----- Input for this task -----
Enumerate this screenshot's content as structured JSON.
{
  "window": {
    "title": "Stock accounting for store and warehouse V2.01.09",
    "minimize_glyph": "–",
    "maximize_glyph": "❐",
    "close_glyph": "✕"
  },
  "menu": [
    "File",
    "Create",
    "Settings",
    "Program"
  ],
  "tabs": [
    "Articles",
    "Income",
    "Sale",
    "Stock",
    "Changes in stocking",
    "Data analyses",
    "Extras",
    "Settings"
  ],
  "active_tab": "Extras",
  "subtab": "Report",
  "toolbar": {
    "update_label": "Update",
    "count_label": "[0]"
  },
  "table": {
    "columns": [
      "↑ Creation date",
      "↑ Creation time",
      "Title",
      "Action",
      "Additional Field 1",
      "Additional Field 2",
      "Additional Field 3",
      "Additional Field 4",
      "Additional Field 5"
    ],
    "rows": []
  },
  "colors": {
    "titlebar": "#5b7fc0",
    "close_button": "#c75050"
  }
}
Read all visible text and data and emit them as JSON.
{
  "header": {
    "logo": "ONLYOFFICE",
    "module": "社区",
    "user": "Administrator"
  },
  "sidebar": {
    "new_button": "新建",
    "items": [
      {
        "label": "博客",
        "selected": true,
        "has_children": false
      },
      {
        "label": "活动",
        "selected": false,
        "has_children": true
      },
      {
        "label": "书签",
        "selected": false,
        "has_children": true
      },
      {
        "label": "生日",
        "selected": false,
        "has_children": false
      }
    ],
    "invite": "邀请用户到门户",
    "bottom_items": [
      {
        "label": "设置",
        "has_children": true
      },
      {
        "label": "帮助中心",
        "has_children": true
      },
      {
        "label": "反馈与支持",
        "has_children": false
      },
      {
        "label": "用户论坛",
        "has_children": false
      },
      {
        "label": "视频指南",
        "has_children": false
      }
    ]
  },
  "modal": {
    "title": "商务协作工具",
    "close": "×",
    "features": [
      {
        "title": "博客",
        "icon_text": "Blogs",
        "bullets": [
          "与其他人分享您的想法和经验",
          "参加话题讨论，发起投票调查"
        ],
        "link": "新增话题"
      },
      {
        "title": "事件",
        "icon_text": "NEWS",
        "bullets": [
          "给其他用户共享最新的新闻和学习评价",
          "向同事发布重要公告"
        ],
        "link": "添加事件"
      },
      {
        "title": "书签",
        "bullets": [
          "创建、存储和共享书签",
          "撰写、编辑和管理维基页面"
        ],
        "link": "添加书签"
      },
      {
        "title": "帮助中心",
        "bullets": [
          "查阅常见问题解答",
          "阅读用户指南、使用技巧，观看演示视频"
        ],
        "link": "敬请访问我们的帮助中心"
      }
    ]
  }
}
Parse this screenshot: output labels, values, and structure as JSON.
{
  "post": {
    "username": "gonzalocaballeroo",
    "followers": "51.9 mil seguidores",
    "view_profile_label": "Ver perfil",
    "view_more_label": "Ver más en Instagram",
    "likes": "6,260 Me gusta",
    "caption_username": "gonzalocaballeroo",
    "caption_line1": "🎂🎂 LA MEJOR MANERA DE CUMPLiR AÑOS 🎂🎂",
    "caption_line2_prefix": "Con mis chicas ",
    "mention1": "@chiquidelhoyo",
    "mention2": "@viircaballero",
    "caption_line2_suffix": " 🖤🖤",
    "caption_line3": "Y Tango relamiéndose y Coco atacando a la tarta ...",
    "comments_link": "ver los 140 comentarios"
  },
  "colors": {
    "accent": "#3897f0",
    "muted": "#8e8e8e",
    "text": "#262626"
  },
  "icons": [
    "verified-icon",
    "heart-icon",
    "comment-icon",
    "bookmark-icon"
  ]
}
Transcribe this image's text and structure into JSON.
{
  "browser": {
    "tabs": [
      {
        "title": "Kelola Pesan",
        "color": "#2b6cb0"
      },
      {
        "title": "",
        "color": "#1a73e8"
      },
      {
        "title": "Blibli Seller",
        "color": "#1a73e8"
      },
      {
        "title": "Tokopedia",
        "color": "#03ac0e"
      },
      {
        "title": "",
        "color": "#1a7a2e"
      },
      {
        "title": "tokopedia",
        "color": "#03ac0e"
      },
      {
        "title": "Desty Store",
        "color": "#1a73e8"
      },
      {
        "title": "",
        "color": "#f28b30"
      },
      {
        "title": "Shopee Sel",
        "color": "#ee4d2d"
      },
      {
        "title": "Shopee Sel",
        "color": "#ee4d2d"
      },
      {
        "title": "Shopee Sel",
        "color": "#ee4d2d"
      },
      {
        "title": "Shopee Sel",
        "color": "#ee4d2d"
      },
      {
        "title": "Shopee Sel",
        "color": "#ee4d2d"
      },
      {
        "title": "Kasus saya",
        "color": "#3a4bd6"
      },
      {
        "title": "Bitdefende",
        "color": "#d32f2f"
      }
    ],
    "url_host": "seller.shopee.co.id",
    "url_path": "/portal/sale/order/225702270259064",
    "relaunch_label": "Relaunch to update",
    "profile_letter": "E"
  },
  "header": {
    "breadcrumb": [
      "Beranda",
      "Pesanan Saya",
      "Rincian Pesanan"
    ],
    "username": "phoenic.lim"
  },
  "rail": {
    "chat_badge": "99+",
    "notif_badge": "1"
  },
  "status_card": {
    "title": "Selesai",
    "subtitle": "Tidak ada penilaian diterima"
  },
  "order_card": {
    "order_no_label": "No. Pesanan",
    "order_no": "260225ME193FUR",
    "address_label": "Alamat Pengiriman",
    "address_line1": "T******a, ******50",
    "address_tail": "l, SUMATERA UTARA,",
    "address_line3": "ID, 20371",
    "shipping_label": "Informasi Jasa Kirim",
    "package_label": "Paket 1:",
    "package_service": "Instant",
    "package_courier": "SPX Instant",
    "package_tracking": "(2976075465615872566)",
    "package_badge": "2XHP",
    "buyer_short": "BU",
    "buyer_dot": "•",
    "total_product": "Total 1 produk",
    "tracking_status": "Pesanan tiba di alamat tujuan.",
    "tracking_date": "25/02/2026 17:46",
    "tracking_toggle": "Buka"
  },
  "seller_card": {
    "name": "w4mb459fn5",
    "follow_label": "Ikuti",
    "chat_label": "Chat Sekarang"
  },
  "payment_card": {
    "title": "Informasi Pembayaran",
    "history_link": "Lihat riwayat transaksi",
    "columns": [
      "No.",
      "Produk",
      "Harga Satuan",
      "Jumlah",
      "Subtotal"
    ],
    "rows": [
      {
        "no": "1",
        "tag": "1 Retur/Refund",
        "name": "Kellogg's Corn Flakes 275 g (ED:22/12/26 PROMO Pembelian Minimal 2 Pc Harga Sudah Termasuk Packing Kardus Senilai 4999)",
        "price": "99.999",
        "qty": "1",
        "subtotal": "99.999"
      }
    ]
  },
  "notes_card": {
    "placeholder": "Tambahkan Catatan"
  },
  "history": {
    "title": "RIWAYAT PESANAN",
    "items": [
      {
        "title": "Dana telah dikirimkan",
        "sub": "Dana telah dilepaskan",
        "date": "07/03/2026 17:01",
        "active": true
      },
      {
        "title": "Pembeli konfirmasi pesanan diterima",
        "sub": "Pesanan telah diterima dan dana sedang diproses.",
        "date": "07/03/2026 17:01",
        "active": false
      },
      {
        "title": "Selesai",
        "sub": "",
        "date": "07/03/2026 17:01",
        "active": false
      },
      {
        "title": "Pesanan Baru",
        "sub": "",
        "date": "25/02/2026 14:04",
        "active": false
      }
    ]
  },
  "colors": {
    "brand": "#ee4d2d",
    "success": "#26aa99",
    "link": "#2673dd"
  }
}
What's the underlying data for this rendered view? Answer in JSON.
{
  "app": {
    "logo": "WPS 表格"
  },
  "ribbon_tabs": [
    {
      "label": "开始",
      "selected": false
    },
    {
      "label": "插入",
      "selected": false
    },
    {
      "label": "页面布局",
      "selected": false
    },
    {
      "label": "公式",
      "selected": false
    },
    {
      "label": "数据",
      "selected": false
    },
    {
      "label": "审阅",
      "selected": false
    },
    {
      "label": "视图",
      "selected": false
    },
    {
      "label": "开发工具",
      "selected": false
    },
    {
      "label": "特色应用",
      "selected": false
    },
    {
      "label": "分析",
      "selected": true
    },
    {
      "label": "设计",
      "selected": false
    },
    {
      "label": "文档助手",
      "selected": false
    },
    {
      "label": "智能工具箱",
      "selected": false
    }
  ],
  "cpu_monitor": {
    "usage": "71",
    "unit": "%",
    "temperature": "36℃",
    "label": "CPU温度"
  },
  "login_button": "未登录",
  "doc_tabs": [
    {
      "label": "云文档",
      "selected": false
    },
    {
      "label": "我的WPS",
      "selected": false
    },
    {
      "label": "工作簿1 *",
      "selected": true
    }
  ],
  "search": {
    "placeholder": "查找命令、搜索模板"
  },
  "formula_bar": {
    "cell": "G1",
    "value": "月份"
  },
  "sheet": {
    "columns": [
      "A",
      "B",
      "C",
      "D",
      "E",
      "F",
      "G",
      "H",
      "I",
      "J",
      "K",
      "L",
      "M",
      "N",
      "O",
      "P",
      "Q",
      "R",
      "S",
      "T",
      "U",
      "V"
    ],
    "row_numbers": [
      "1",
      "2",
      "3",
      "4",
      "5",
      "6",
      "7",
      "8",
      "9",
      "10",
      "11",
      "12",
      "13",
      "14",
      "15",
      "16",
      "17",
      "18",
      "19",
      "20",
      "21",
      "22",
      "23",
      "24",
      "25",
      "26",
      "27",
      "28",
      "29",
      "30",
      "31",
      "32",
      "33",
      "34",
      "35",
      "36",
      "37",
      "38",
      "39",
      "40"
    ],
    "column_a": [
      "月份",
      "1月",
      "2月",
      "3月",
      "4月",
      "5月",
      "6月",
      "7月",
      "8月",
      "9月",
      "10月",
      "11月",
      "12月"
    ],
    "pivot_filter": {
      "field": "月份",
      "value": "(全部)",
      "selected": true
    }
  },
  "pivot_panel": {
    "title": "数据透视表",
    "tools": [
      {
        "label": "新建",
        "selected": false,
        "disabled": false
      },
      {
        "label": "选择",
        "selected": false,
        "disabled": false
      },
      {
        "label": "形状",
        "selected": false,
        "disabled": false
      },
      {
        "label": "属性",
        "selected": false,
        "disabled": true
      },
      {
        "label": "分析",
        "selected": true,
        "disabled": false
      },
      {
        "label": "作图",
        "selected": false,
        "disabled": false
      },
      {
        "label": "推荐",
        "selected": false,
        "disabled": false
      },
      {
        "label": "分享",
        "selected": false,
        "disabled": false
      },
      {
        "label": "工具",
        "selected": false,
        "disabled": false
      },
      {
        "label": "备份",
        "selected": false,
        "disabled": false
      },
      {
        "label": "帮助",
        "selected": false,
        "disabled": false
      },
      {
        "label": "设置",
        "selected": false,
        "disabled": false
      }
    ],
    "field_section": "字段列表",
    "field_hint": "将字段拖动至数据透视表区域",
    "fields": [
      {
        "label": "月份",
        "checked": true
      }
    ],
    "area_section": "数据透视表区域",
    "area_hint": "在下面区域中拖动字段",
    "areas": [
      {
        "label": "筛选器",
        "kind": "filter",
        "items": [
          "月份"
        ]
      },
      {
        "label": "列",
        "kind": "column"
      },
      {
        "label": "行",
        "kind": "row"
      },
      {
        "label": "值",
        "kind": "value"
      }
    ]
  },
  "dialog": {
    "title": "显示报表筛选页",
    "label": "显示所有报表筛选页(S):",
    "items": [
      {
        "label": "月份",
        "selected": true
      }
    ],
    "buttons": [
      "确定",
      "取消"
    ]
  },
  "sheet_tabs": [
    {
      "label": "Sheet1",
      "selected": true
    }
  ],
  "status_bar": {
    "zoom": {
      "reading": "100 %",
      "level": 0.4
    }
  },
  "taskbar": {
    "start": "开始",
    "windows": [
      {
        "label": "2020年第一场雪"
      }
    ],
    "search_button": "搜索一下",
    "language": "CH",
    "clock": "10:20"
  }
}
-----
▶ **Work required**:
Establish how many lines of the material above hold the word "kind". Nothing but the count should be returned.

▶ **Answer to the problem**:
4